== To do ==
Pictures should be left out when the listing below is repeated word for word.

== Data supplied ==
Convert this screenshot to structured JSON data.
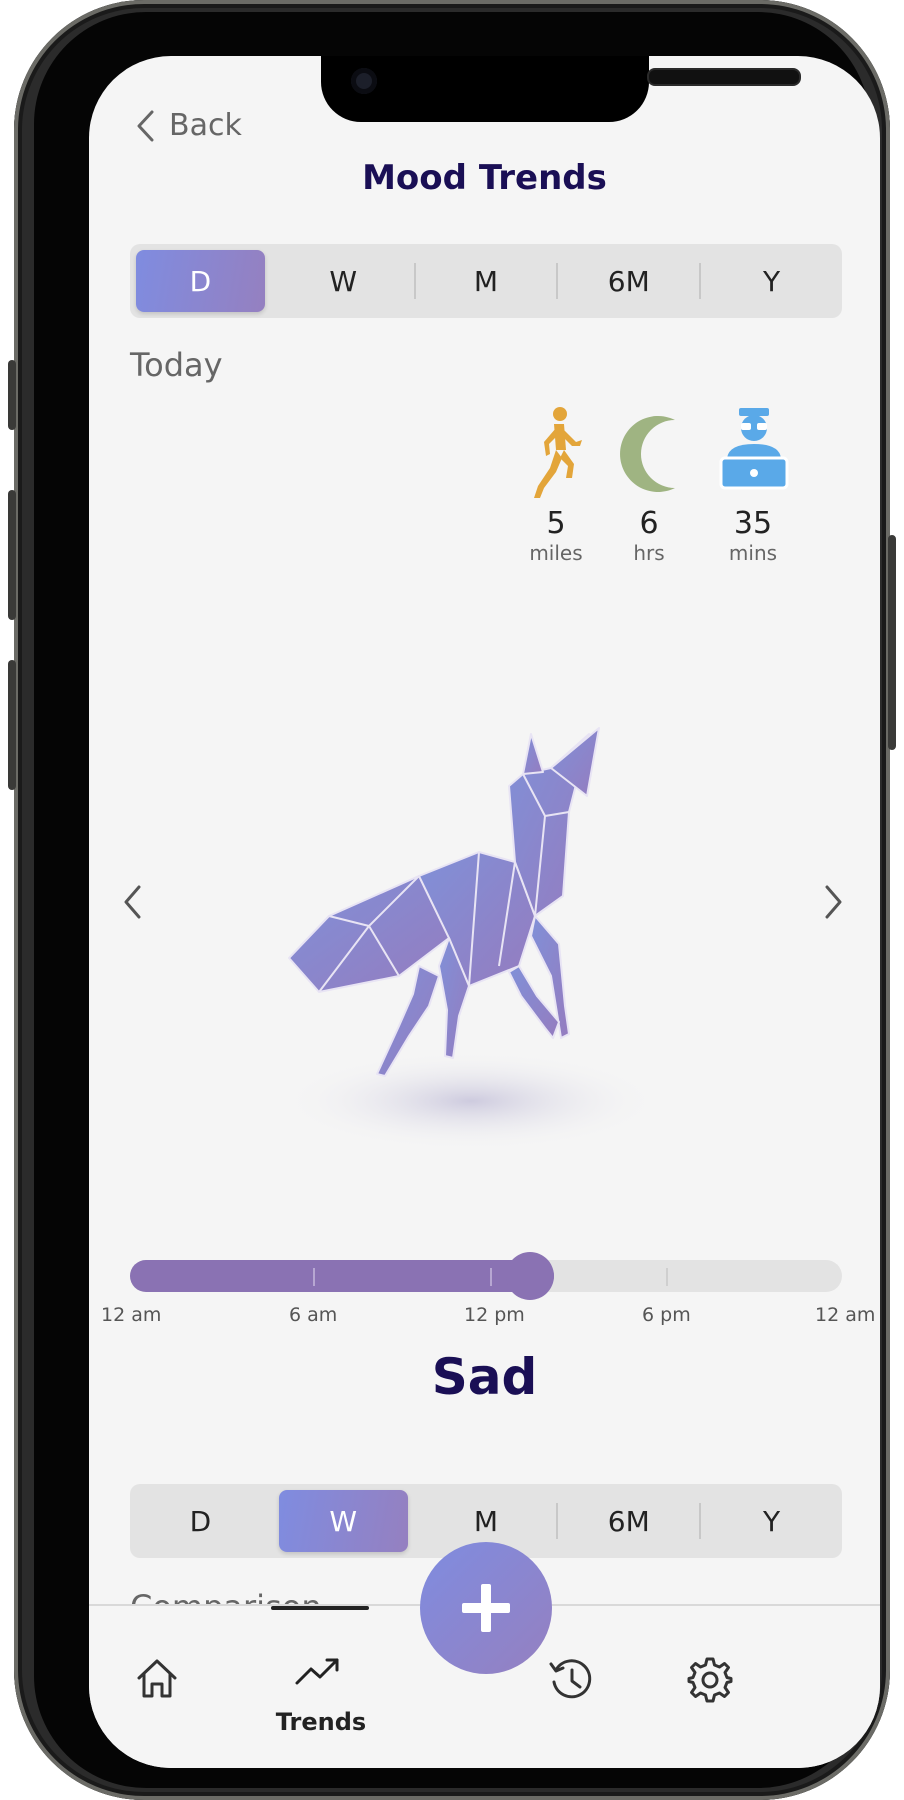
{
  "nav": {
    "back_label": "Back",
    "title": "Mood Trends"
  },
  "period_selector": {
    "options": [
      "D",
      "W",
      "M",
      "6M",
      "Y"
    ],
    "selected": "D"
  },
  "today_label": "Today",
  "stats": [
    {
      "icon": "running-person-icon",
      "value": "5",
      "unit": "miles",
      "color": "#e3a53a"
    },
    {
      "icon": "moon-icon",
      "value": "6",
      "unit": "hrs",
      "color": "#9fb482"
    },
    {
      "icon": "person-laptop-icon",
      "value": "35",
      "unit": "mins",
      "color": "#5aa9e8"
    }
  ],
  "mood_image": {
    "icon": "origami-fox-illustration",
    "color": "#8a80c8"
  },
  "time_slider": {
    "labels": [
      "12 am",
      "6 am",
      "12 pm",
      "6 pm",
      "12 am"
    ],
    "progress": 0.595,
    "fill_color": "#8a72b3"
  },
  "mood_label": "Sad",
  "comparison_selector": {
    "options": [
      "D",
      "W",
      "M",
      "6M",
      "Y"
    ],
    "selected": "W"
  },
  "comparison_label": "Comparison",
  "tabbar": {
    "items": [
      {
        "icon": "home-icon"
      },
      {
        "icon": "trends-icon",
        "label": "Trends",
        "active": true
      },
      {
        "icon": "history-icon"
      },
      {
        "icon": "gear-icon"
      }
    ],
    "fab_icon": "plus-icon",
    "accent": "#8a80c8"
  }
}
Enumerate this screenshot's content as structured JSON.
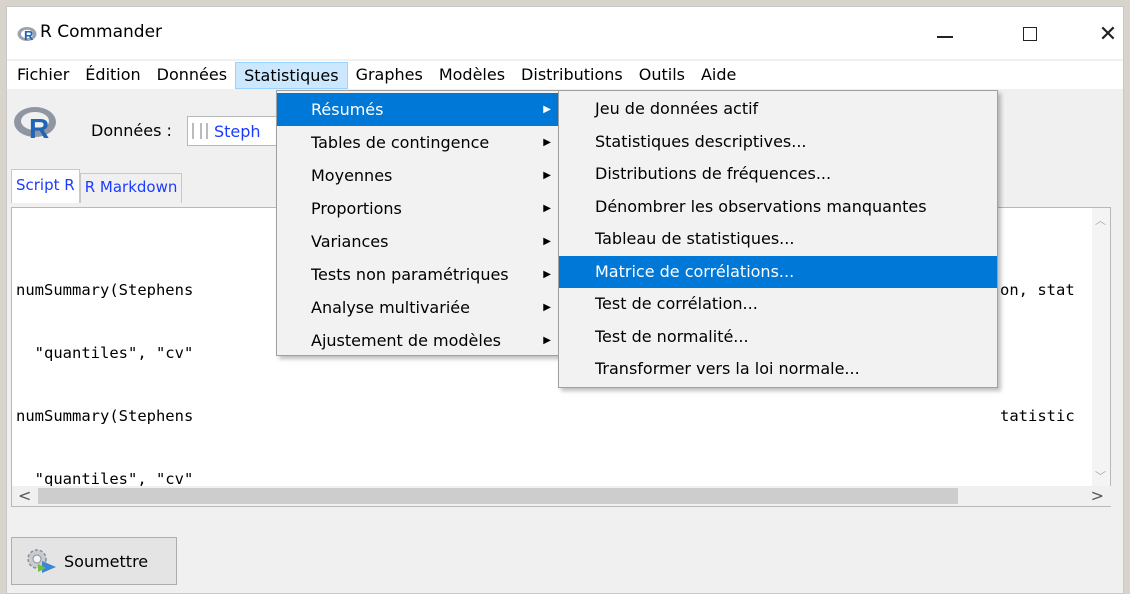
{
  "window": {
    "title": "R Commander",
    "controls": {
      "minimize": "—",
      "maximize": "☐",
      "close": "✕"
    }
  },
  "menubar": {
    "items": [
      "Fichier",
      "Édition",
      "Données",
      "Statistiques",
      "Graphes",
      "Modèles",
      "Distributions",
      "Outils",
      "Aide"
    ],
    "open_item": "Statistiques"
  },
  "toolbar": {
    "data_label": "Données :",
    "dataset_value": "Steph"
  },
  "tabs": [
    "Script R",
    "R Markdown"
  ],
  "script": {
    "lines_left": [
      "numSummary(Stephens",
      "  \"quantiles\", \"cv\"",
      "numSummary(Stephens",
      "  \"quantiles\", \"cv\""
    ],
    "lines_right": [
      "on, stat",
      "",
      "tatistic",
      ""
    ]
  },
  "submit_label": "Soumettre",
  "statistiques_menu": [
    {
      "label": "Résumés",
      "submenu": true,
      "highlighted": true
    },
    {
      "label": "Tables de contingence",
      "submenu": true
    },
    {
      "label": "Moyennes",
      "submenu": true
    },
    {
      "label": "Proportions",
      "submenu": true
    },
    {
      "label": "Variances",
      "submenu": true
    },
    {
      "label": "Tests non paramétriques",
      "submenu": true
    },
    {
      "label": "Analyse multivariée",
      "submenu": true
    },
    {
      "label": "Ajustement de modèles",
      "submenu": true
    }
  ],
  "resumes_menu": [
    {
      "label": "Jeu de données actif"
    },
    {
      "label": "Statistiques descriptives..."
    },
    {
      "label": "Distributions de fréquences..."
    },
    {
      "label": "Dénombrer les observations manquantes"
    },
    {
      "label": "Tableau de statistiques..."
    },
    {
      "label": "Matrice de corrélations...",
      "highlighted": true
    },
    {
      "label": "Test de corrélation..."
    },
    {
      "label": "Test de normalité..."
    },
    {
      "label": "Transformer vers la loi normale..."
    }
  ],
  "colors": {
    "highlight": "#0078d7",
    "menu_open_bg": "#cce8ff",
    "link_blue": "#1a3cff"
  }
}
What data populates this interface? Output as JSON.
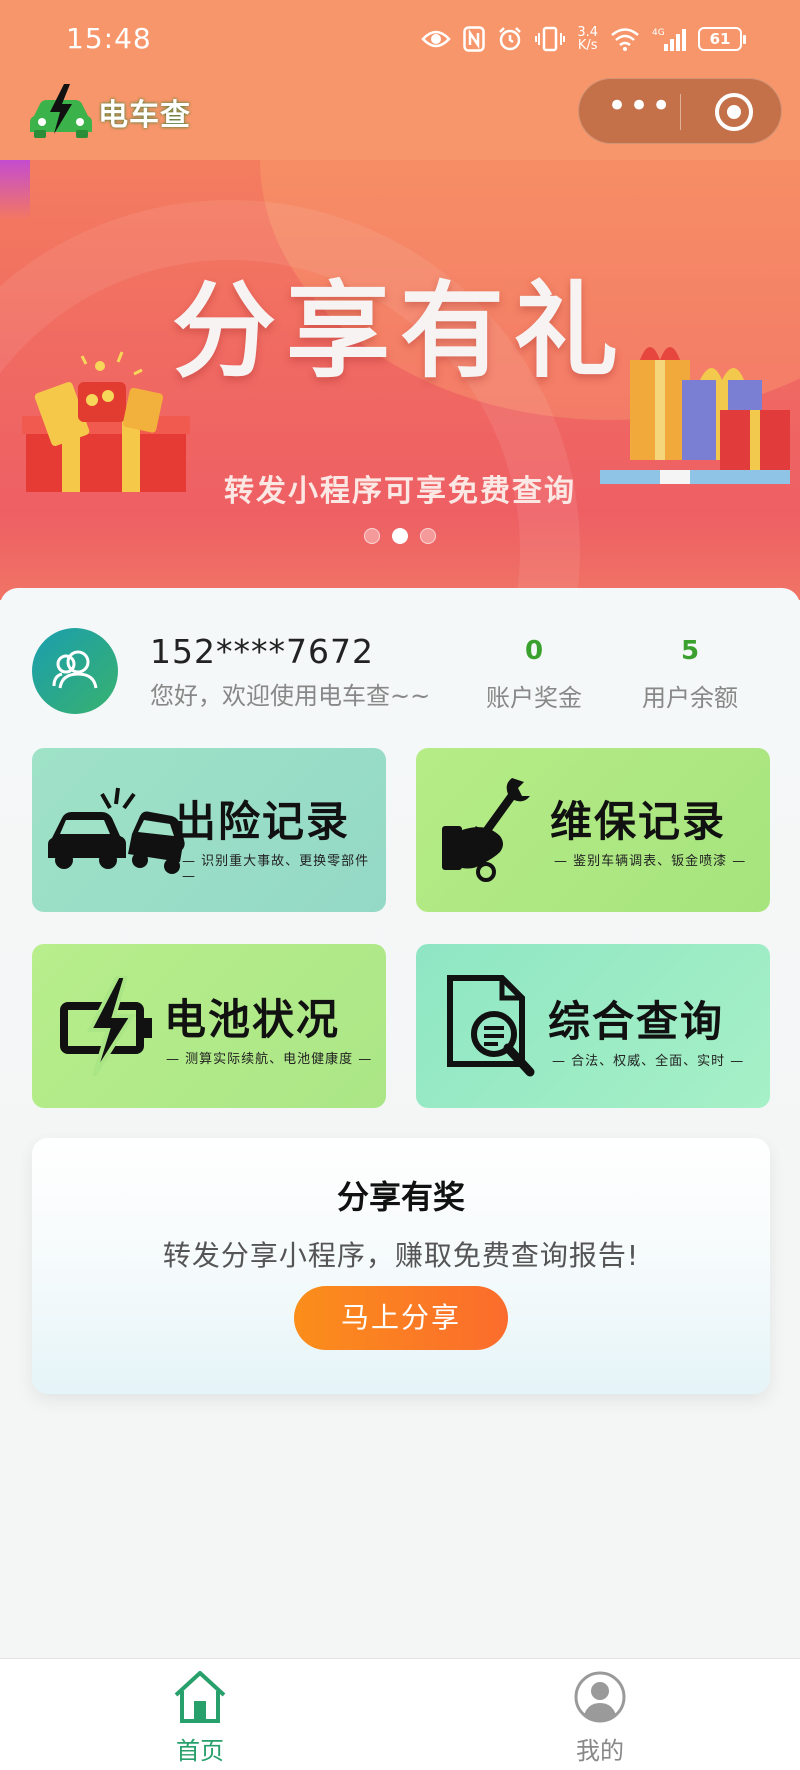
{
  "status_bar": {
    "time": "15:48",
    "network_speed": "3.4\nK/s",
    "network_type": "4G",
    "battery": "61"
  },
  "header": {
    "app_name": "电车查"
  },
  "banner": {
    "title": "分享有礼",
    "subtitle": "转发小程序可享免费查询",
    "slide_count": 3,
    "active_slide": 2
  },
  "user": {
    "phone": "152****7672",
    "welcome": "您好，欢迎使用电车查~~",
    "stats": [
      {
        "value": "0",
        "label": "账户奖金"
      },
      {
        "value": "5",
        "label": "用户余额"
      }
    ]
  },
  "features": [
    {
      "title": "出险记录",
      "desc": "— 识别重大事故、更换零部件 —",
      "icon": "car-crash-icon"
    },
    {
      "title": "维保记录",
      "desc": "— 鉴别车辆调表、钣金喷漆 —",
      "icon": "wrench-hand-icon"
    },
    {
      "title": "电池状况",
      "desc": "— 测算实际续航、电池健康度 —",
      "icon": "battery-bolt-icon"
    },
    {
      "title": "综合查询",
      "desc": "— 合法、权威、全面、实时 —",
      "icon": "document-search-icon"
    }
  ],
  "share": {
    "title": "分享有奖",
    "desc": "转发分享小程序，赚取免费查询报告!",
    "button": "马上分享"
  },
  "tabbar": {
    "tabs": [
      {
        "label": "首页",
        "icon": "home-icon",
        "active": true
      },
      {
        "label": "我的",
        "icon": "user-icon",
        "active": false
      }
    ]
  },
  "colors": {
    "header_bg": "#f7966a",
    "accent_green": "#3aa02e",
    "share_button": "#fb7d22"
  }
}
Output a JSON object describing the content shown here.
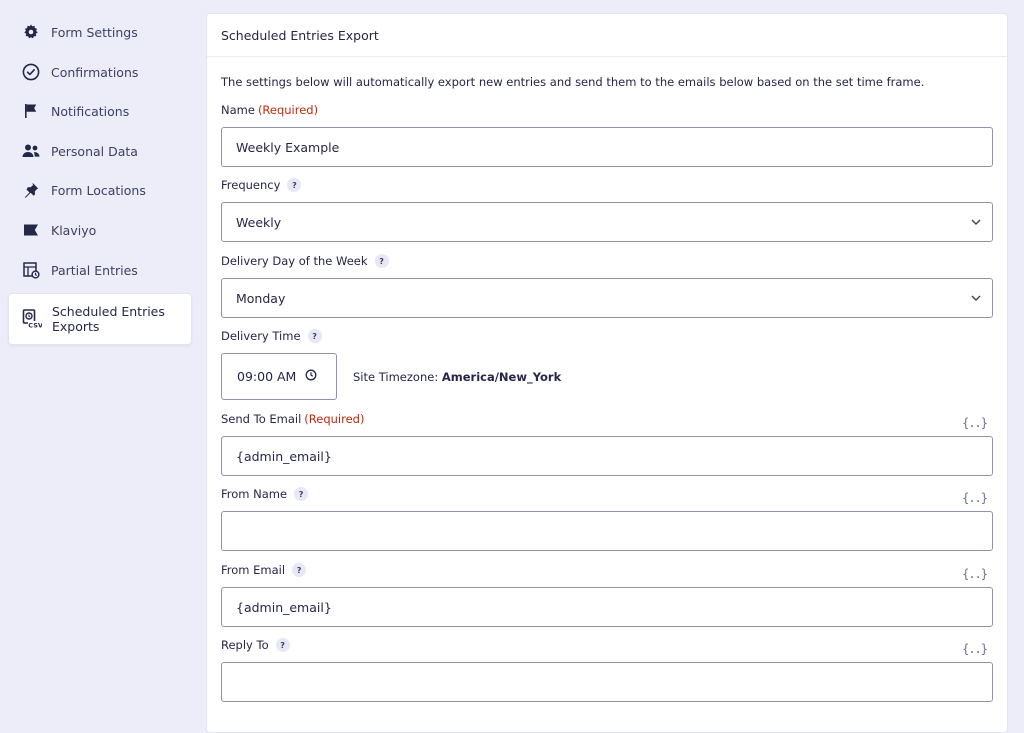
{
  "sidebar": {
    "items": [
      {
        "label": "Form Settings",
        "icon": "gear-icon"
      },
      {
        "label": "Confirmations",
        "icon": "check-circle-icon"
      },
      {
        "label": "Notifications",
        "icon": "flag-icon"
      },
      {
        "label": "Personal Data",
        "icon": "users-icon"
      },
      {
        "label": "Form Locations",
        "icon": "pin-icon"
      },
      {
        "label": "Klaviyo",
        "icon": "klaviyo-flag-icon"
      },
      {
        "label": "Partial Entries",
        "icon": "partial-entries-icon"
      },
      {
        "label": "Scheduled Entries Exports",
        "icon": "csv-export-icon",
        "active": true
      }
    ]
  },
  "panel": {
    "title": "Scheduled Entries Export",
    "description": "The settings below will automatically export new entries and send them to the emails below based on the set time frame.",
    "required_text": "(Required)",
    "help_glyph": "?",
    "merge_tag_glyph": "{..}",
    "fields": {
      "name": {
        "label": "Name",
        "value": "Weekly Example"
      },
      "frequency": {
        "label": "Frequency",
        "value": "Weekly"
      },
      "delivery_day": {
        "label": "Delivery Day of the Week",
        "value": "Monday"
      },
      "delivery_time": {
        "label": "Delivery Time",
        "value": "09:00 AM"
      },
      "timezone": {
        "label": "Site Timezone:",
        "value": "America/New_York"
      },
      "send_to": {
        "label": "Send To Email",
        "value": "{admin_email}"
      },
      "from_name": {
        "label": "From Name",
        "value": ""
      },
      "from_email": {
        "label": "From Email",
        "value": "{admin_email}"
      },
      "reply_to": {
        "label": "Reply To",
        "value": ""
      }
    }
  },
  "colors": {
    "accent_required": "#c02b0a",
    "border": "#9092b2",
    "background": "#ecedf8"
  }
}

== Reply ==
Convert this screenshot to structured JSON data.
{
  "nav": {
    "back_label": "Back",
    "title": "Mood Trends"
  },
  "period_selector": {
    "options": [
      "D",
      "W",
      "M",
      "6M",
      "Y"
    ],
    "selected": "D"
  },
  "today_label": "Today",
  "stats": [
    {
      "icon": "running-person-icon",
      "value": "5",
      "unit": "miles",
      "color": "#e3a53a"
    },
    {
      "icon": "moon-icon",
      "value": "6",
      "unit": "hrs",
      "color": "#9fb482"
    },
    {
      "icon": "person-laptop-icon",
      "value": "35",
      "unit": "mins",
      "color": "#5aa9e8"
    }
  ],
  "mood_image": {
    "icon": "origami-fox-illustration",
    "color": "#8a80c8"
  },
  "time_slider": {
    "labels": [
      "12 am",
      "6 am",
      "12 pm",
      "6 pm",
      "12 am"
    ],
    "progress": 0.595,
    "fill_color": "#8a72b3"
  },
  "mood_label": "Sad",
  "comparison_selector": {
    "options": [
      "D",
      "W",
      "M",
      "6M",
      "Y"
    ],
    "selected": "W"
  },
  "comparison_label": "Comparison",
  "tabbar": {
    "items": [
      {
        "icon": "home-icon"
      },
      {
        "icon": "trends-icon",
        "label": "Trends",
        "active": true
      },
      {
        "icon": "history-icon"
      },
      {
        "icon": "gear-icon"
      }
    ],
    "fab_icon": "plus-icon",
    "accent": "#8a80c8"
  }
}
Enumerate this screenshot's content as structured JSON.
{
  "window": {
    "title": "R Commander",
    "controls": {
      "minimize": "—",
      "maximize": "☐",
      "close": "✕"
    }
  },
  "menubar": {
    "items": [
      "Fichier",
      "Édition",
      "Données",
      "Statistiques",
      "Graphes",
      "Modèles",
      "Distributions",
      "Outils",
      "Aide"
    ],
    "open_item": "Statistiques"
  },
  "toolbar": {
    "data_label": "Données :",
    "dataset_value": "Steph"
  },
  "tabs": [
    "Script R",
    "R Markdown"
  ],
  "script": {
    "lines_left": [
      "numSummary(Stephens",
      "  \"quantiles\", \"cv\"",
      "numSummary(Stephens",
      "  \"quantiles\", \"cv\""
    ],
    "lines_right": [
      "on, stat",
      "",
      "tatistic",
      ""
    ]
  },
  "submit_label": "Soumettre",
  "statistiques_menu": [
    {
      "label": "Résumés",
      "submenu": true,
      "highlighted": true
    },
    {
      "label": "Tables de contingence",
      "submenu": true
    },
    {
      "label": "Moyennes",
      "submenu": true
    },
    {
      "label": "Proportions",
      "submenu": true
    },
    {
      "label": "Variances",
      "submenu": true
    },
    {
      "label": "Tests non paramétriques",
      "submenu": true
    },
    {
      "label": "Analyse multivariée",
      "submenu": true
    },
    {
      "label": "Ajustement de modèles",
      "submenu": true
    }
  ],
  "resumes_menu": [
    {
      "label": "Jeu de données actif"
    },
    {
      "label": "Statistiques descriptives..."
    },
    {
      "label": "Distributions de fréquences..."
    },
    {
      "label": "Dénombrer les observations manquantes"
    },
    {
      "label": "Tableau de statistiques..."
    },
    {
      "label": "Matrice de corrélations...",
      "highlighted": true
    },
    {
      "label": "Test de corrélation..."
    },
    {
      "label": "Test de normalité..."
    },
    {
      "label": "Transformer vers la loi normale..."
    }
  ],
  "colors": {
    "highlight": "#0078d7",
    "menu_open_bg": "#cce8ff",
    "link_blue": "#1a3cff"
  }
}
What data populates this interface? Output as JSON.
{
  "status_bar": {
    "time": "15:48",
    "network_speed": "3.4\nK/s",
    "network_type": "4G",
    "battery": "61"
  },
  "header": {
    "app_name": "电车查"
  },
  "banner": {
    "title": "分享有礼",
    "subtitle": "转发小程序可享免费查询",
    "slide_count": 3,
    "active_slide": 2
  },
  "user": {
    "phone": "152****7672",
    "welcome": "您好，欢迎使用电车查~~",
    "stats": [
      {
        "value": "0",
        "label": "账户奖金"
      },
      {
        "value": "5",
        "label": "用户余额"
      }
    ]
  },
  "features": [
    {
      "title": "出险记录",
      "desc": "— 识别重大事故、更换零部件 —",
      "icon": "car-crash-icon"
    },
    {
      "title": "维保记录",
      "desc": "— 鉴别车辆调表、钣金喷漆 —",
      "icon": "wrench-hand-icon"
    },
    {
      "title": "电池状况",
      "desc": "— 测算实际续航、电池健康度 —",
      "icon": "battery-bolt-icon"
    },
    {
      "title": "综合查询",
      "desc": "— 合法、权威、全面、实时 —",
      "icon": "document-search-icon"
    }
  ],
  "share": {
    "title": "分享有奖",
    "desc": "转发分享小程序，赚取免费查询报告!",
    "button": "马上分享"
  },
  "tabbar": {
    "tabs": [
      {
        "label": "首页",
        "icon": "home-icon",
        "active": true
      },
      {
        "label": "我的",
        "icon": "user-icon",
        "active": false
      }
    ]
  },
  "colors": {
    "header_bg": "#f7966a",
    "accent_green": "#3aa02e",
    "share_button": "#fb7d22"
  }
}
Output a JSON object describing the content shown here.
{
  "sidebar": {
    "items": [
      {
        "label": "Form Settings",
        "icon": "gear-icon"
      },
      {
        "label": "Confirmations",
        "icon": "check-circle-icon"
      },
      {
        "label": "Notifications",
        "icon": "flag-icon"
      },
      {
        "label": "Personal Data",
        "icon": "users-icon"
      },
      {
        "label": "Form Locations",
        "icon": "pin-icon"
      },
      {
        "label": "Klaviyo",
        "icon": "klaviyo-flag-icon"
      },
      {
        "label": "Partial Entries",
        "icon": "partial-entries-icon"
      },
      {
        "label": "Scheduled Entries Exports",
        "icon": "csv-export-icon",
        "active": true
      }
    ]
  },
  "panel": {
    "title": "Scheduled Entries Export",
    "description": "The settings below will automatically export new entries and send them to the emails below based on the set time frame.",
    "required_text": "(Required)",
    "help_glyph": "?",
    "merge_tag_glyph": "{..}",
    "fields": {
      "name": {
        "label": "Name",
        "value": "Weekly Example"
      },
      "frequency": {
        "label": "Frequency",
        "value": "Weekly"
      },
      "delivery_day": {
        "label": "Delivery Day of the Week",
        "value": "Monday"
      },
      "delivery_time": {
        "label": "Delivery Time",
        "value": "09:00 AM"
      },
      "timezone": {
        "label": "Site Timezone:",
        "value": "America/New_York"
      },
      "send_to": {
        "label": "Send To Email",
        "value": "{admin_email}"
      },
      "from_name": {
        "label": "From Name",
        "value": ""
      },
      "from_email": {
        "label": "From Email",
        "value": "{admin_email}"
      },
      "reply_to": {
        "label": "Reply To",
        "value": ""
      }
    }
  },
  "colors": {
    "accent_required": "#c02b0a",
    "border": "#9092b2",
    "background": "#ecedf8"
  }
}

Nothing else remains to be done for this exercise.